    1. Bill

      I’ve been in a number of small Amish shops where I’ve seen kerosene heaters being used, none enclosed by an “Amish” wooden mantle though. I recently purchased a new television and had an Amish cabinet maker build a stand for it. So I guess I am now the proud owner of an “Amish” entertainment center. 🙂
      I undertand your dismay with the marketing ploy of the “Amish heater”.

    2. And if I’m not mistaken, don’t those run on electricity? People are clueless, you know that. Have a GREAT Thanksgiving, Erik, to you and your family ~

    3. P.S. – I have a new e-mail address so I subscribed with that one, but I don’t know how to take my current one off. Thanks ~

    4. English selling Amish products

      Bill, no doubt that is a solid piece of work! I don’t have a particular issue with Amish products being sold under the Amish label by 2nd parties, as Amish themselves typically take an ‘it’s out of our hands’ approach–though if I go out on a limb to speculate I imagine that it might cause some pangs of guilt for some. There is a wide range of thought on using the name itself. Frankly, if I end up in the market for a TV stand, I’ll probably give one of my Amish buddies a call. At the least, it would be another excuse to visit. But having spent many hours in Amish shops and showrooms, I am pretty sure I could find something that would suit just fine.
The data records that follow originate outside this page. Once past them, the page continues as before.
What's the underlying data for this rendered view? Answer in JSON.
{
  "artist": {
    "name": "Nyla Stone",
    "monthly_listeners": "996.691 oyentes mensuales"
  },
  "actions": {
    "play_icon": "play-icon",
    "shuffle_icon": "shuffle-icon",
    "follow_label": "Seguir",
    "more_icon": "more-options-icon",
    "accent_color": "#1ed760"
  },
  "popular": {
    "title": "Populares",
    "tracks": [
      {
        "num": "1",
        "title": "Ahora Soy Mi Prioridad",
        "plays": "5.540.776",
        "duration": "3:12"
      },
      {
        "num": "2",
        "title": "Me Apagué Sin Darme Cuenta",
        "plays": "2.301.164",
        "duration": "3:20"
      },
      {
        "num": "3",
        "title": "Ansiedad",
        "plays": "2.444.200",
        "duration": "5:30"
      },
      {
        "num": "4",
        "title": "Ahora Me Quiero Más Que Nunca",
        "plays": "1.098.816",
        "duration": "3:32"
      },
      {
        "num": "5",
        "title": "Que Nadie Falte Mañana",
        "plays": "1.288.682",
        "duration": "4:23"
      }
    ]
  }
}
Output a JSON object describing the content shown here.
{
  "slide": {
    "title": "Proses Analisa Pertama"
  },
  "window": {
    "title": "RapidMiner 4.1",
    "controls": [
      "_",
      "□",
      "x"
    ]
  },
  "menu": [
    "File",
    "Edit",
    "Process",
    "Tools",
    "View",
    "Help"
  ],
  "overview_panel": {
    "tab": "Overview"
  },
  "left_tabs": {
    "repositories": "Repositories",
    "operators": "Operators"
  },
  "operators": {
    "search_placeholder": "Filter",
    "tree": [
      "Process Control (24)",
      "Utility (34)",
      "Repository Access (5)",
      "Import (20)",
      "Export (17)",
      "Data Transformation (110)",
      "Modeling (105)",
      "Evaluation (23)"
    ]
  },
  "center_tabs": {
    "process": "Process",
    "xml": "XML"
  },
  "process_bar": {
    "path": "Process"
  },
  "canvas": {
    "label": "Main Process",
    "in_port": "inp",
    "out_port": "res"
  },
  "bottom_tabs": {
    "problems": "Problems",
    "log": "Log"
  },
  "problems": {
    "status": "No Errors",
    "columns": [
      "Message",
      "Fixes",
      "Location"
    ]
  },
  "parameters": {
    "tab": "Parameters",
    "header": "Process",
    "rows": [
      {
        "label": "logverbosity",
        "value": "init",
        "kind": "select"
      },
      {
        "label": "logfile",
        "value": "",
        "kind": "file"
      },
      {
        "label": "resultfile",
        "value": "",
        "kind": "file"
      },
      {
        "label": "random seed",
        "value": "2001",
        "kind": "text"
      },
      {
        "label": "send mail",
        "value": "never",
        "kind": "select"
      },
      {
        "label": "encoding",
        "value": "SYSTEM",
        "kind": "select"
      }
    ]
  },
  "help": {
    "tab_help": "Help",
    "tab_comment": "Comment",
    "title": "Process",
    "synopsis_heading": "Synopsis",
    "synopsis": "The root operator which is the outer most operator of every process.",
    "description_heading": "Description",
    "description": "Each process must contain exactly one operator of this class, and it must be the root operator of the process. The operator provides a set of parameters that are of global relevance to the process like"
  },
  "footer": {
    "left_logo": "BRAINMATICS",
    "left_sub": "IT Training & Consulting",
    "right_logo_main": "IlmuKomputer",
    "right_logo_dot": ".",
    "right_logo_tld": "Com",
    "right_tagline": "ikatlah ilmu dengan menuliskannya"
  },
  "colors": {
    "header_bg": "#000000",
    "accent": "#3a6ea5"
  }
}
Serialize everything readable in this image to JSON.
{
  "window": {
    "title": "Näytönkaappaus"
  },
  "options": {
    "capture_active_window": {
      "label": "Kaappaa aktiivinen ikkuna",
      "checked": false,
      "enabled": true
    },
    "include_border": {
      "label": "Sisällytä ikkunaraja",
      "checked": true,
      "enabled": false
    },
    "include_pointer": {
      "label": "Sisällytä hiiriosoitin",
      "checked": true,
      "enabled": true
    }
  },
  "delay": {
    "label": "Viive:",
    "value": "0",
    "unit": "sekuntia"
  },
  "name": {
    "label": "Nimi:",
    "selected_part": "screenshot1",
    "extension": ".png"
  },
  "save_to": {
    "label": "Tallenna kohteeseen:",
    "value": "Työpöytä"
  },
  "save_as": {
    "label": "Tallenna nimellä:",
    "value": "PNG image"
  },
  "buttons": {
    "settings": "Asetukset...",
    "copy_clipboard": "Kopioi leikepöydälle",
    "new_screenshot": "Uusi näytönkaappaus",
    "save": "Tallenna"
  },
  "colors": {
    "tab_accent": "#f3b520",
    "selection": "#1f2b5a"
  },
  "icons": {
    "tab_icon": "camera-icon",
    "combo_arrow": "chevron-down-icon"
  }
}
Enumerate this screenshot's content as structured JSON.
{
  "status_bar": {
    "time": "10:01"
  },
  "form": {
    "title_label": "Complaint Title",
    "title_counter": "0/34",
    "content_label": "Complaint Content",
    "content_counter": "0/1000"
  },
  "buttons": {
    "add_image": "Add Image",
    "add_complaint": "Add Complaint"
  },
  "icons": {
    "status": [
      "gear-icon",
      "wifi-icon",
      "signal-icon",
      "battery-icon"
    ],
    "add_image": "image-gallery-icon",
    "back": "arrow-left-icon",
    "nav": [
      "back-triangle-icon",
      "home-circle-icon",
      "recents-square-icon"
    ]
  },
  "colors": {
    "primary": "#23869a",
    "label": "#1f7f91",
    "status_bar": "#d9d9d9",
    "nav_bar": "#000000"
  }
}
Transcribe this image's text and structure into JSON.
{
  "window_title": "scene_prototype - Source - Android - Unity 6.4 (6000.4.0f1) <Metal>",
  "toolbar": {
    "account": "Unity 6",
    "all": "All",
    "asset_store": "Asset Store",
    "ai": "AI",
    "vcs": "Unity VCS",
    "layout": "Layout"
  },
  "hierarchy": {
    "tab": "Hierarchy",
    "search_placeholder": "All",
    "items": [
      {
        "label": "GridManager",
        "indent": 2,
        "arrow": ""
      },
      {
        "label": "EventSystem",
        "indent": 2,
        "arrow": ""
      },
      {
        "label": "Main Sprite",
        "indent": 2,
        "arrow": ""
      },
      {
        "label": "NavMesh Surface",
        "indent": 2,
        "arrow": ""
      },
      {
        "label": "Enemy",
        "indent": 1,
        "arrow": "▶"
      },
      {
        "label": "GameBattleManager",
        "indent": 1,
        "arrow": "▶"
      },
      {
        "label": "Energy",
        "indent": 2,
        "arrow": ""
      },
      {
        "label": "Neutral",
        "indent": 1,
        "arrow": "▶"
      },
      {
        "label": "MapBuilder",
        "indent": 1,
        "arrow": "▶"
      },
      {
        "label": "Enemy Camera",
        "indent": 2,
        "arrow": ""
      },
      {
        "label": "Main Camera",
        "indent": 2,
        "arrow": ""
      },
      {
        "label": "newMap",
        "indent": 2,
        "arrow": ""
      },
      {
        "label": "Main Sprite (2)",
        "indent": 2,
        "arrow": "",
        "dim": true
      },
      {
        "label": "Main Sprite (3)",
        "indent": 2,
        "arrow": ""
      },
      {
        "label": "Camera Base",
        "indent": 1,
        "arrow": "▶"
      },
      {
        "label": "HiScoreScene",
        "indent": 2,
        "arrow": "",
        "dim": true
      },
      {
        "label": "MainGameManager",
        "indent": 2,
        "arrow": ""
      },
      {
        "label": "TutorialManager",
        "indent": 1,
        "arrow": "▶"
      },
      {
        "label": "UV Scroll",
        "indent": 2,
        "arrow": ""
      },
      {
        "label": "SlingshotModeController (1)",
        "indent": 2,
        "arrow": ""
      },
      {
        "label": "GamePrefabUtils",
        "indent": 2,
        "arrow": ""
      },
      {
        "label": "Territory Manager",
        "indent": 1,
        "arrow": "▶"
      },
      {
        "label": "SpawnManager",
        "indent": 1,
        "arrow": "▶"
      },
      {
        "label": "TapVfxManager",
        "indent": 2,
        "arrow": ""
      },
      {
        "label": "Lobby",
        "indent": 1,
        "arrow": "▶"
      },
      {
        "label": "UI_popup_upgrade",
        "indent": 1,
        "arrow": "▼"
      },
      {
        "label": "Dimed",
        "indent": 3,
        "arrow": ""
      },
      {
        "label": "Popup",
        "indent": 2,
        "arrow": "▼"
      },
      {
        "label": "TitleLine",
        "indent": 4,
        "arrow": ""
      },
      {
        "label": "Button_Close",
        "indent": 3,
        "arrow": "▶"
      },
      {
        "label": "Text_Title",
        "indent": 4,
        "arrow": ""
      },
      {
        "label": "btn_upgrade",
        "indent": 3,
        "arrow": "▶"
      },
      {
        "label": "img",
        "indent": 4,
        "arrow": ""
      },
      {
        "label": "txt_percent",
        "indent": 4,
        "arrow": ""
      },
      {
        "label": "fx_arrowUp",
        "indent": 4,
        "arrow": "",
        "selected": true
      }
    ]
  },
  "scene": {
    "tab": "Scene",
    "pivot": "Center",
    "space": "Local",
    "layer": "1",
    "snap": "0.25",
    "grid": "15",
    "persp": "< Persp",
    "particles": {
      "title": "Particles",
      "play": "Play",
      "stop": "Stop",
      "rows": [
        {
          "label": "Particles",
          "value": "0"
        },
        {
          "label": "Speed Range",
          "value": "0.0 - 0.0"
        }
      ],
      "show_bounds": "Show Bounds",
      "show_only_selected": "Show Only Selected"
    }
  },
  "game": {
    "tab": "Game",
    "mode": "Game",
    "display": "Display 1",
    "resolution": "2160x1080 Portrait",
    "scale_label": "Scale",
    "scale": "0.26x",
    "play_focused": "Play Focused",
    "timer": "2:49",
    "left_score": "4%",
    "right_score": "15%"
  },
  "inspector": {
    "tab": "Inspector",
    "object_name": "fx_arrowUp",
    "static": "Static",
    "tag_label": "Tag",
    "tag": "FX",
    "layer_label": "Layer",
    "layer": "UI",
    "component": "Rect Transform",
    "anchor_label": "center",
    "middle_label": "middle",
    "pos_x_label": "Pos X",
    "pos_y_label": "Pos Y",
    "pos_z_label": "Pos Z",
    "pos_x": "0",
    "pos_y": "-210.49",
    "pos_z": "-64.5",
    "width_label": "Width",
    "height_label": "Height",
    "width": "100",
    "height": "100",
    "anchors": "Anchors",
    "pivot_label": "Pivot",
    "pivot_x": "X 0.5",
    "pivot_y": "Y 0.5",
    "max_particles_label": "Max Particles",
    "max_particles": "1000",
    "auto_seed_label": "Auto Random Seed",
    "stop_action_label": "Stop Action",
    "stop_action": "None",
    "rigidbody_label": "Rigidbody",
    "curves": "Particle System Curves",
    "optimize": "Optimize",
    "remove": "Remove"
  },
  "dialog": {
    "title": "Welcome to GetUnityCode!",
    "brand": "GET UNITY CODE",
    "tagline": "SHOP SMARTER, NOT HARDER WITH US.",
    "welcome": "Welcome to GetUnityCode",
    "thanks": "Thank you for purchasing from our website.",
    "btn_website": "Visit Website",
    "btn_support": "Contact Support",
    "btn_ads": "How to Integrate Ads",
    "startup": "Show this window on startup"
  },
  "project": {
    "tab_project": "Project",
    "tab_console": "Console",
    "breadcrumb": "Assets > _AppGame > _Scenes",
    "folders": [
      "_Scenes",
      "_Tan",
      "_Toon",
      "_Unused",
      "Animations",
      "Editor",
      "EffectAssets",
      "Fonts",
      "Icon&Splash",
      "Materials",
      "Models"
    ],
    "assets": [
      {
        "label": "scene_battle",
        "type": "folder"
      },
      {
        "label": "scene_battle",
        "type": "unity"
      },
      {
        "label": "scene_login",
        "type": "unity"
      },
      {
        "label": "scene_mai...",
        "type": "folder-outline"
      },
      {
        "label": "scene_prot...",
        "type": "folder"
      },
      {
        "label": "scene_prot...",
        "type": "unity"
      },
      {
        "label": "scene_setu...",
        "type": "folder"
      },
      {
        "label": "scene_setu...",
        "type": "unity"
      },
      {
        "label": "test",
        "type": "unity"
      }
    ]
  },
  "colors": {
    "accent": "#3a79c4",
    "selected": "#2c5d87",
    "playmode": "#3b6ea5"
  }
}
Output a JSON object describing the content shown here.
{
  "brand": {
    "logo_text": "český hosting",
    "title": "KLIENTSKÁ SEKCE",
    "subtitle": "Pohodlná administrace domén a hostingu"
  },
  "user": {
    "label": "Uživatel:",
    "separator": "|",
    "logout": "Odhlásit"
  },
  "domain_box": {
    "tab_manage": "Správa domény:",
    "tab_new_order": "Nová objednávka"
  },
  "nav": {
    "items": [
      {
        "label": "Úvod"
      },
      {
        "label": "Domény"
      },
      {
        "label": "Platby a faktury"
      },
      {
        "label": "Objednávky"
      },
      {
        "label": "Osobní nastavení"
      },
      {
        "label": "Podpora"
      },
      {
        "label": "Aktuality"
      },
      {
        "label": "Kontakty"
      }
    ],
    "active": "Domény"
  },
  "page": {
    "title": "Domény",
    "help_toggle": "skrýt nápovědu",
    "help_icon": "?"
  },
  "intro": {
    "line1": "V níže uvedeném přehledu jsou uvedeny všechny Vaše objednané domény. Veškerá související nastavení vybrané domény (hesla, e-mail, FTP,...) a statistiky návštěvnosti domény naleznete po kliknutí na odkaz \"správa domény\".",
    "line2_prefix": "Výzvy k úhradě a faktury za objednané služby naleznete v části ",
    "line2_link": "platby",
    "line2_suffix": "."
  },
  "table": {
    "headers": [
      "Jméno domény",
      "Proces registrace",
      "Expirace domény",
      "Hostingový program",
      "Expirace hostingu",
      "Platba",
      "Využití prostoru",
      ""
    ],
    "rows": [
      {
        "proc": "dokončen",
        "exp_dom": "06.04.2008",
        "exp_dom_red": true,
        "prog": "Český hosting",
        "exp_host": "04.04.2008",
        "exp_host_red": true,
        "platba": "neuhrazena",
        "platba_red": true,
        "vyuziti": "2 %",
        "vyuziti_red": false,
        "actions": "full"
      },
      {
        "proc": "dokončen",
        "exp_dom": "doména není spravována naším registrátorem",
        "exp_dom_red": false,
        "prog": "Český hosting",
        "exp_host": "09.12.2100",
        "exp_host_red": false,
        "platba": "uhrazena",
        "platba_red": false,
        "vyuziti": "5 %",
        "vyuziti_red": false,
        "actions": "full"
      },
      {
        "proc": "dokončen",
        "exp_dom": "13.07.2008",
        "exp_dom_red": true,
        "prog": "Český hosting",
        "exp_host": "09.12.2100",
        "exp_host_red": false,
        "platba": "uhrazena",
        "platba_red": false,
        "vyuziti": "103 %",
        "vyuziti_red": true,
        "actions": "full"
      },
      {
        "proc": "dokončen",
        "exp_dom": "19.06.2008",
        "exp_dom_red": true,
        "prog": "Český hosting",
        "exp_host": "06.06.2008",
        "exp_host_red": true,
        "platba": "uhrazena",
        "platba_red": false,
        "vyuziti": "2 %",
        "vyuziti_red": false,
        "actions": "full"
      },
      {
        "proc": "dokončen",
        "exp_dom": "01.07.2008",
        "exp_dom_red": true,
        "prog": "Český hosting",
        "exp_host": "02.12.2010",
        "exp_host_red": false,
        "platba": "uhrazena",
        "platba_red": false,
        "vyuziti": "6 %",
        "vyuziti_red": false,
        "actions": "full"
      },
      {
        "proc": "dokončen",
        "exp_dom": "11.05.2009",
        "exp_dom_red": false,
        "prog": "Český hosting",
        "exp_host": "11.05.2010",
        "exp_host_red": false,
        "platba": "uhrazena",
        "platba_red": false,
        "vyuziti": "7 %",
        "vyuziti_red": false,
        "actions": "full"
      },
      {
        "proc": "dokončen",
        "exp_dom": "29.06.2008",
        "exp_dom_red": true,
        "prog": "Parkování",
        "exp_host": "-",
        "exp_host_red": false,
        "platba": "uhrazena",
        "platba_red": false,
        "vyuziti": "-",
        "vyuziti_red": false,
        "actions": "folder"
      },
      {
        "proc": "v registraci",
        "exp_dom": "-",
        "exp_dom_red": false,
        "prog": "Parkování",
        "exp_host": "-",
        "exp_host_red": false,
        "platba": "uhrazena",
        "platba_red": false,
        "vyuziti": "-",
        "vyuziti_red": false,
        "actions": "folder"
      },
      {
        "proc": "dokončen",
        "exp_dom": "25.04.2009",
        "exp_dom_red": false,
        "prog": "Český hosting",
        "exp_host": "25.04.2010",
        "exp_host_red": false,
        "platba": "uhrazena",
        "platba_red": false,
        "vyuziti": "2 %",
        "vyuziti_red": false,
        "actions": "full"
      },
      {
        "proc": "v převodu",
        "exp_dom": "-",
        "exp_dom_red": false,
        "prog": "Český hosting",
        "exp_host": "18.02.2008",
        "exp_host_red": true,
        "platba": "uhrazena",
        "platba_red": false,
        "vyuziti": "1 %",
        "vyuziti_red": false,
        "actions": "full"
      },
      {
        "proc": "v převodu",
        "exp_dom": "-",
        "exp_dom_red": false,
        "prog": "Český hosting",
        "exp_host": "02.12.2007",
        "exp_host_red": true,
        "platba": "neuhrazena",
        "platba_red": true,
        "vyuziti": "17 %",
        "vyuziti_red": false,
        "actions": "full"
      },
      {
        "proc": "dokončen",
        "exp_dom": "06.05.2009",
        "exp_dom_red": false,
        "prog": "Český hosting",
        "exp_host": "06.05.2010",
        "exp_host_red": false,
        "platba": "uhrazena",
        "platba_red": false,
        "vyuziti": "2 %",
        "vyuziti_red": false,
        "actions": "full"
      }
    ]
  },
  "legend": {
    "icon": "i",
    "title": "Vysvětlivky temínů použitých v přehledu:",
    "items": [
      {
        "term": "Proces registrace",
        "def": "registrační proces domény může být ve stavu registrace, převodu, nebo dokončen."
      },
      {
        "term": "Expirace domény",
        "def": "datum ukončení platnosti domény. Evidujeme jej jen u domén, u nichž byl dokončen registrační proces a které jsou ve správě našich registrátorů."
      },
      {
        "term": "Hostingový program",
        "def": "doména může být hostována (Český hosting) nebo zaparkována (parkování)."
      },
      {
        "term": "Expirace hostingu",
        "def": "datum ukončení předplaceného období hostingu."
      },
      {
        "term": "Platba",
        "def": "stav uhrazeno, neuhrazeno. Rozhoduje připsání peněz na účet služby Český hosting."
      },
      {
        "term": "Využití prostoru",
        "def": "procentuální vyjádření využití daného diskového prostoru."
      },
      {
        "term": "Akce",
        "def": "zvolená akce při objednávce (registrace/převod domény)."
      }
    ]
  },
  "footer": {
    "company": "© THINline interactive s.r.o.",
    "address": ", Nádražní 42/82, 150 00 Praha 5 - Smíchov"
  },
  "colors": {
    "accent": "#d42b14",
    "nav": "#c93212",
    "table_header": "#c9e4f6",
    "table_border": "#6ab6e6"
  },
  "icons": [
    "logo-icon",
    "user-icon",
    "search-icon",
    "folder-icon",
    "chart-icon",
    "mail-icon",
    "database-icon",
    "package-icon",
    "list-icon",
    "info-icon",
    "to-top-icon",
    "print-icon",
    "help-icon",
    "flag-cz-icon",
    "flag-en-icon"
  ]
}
      Beth, so kind of you! I am actually in PL right now, and had a meager thanksgiving with friends–my Polish grandmother does not celebrate Thanksgiving, for some reason (though now I’m thinking maybe I should motivate her to learn how to baste turkey for next year!) Will be back in the states in a couple of months, among other things am currently working here on a Polish-language book on the Amish. By the way, I will check and see if I can take your other email off the list.

    5. Abigail

      Hi. I know this Comment is very out of place, but only recently did I come across this website, so…(very, very hypothetically: I am a senior girl in high school, and I want to become Amish. Since there are no Amish communities near me, I don’t know anyone of the faith who could help me. Is there anyone you know who might be able to help me?)

    6. Hi, Eric. I don’t think you’ve commented on P.L. Gaus’s Ohio Amish mystery series yet. I just now read Joe Queenan’s article about them at The Weekly Standard.

      http://www.weeklystandard.com/Content/Protected/Articles/000/000/017/265aoocf.asp

    7. Hi Abigail, that’s a pretty big step, though you say it is only hypothetical. There is some discussion here that may be useful: https://amishamerica.com/2007/03/so_you_want_to_.html

      Spokesrider, thanks for the heads-up! May need to do a post.

    8. Pingback: Groundhog Day Brain Dump: Punxsutawney Amish, seeing shadows, and the Miracle Heater in court?
    9. Renee Haigh

      I would like some pricing and sizing. Thank you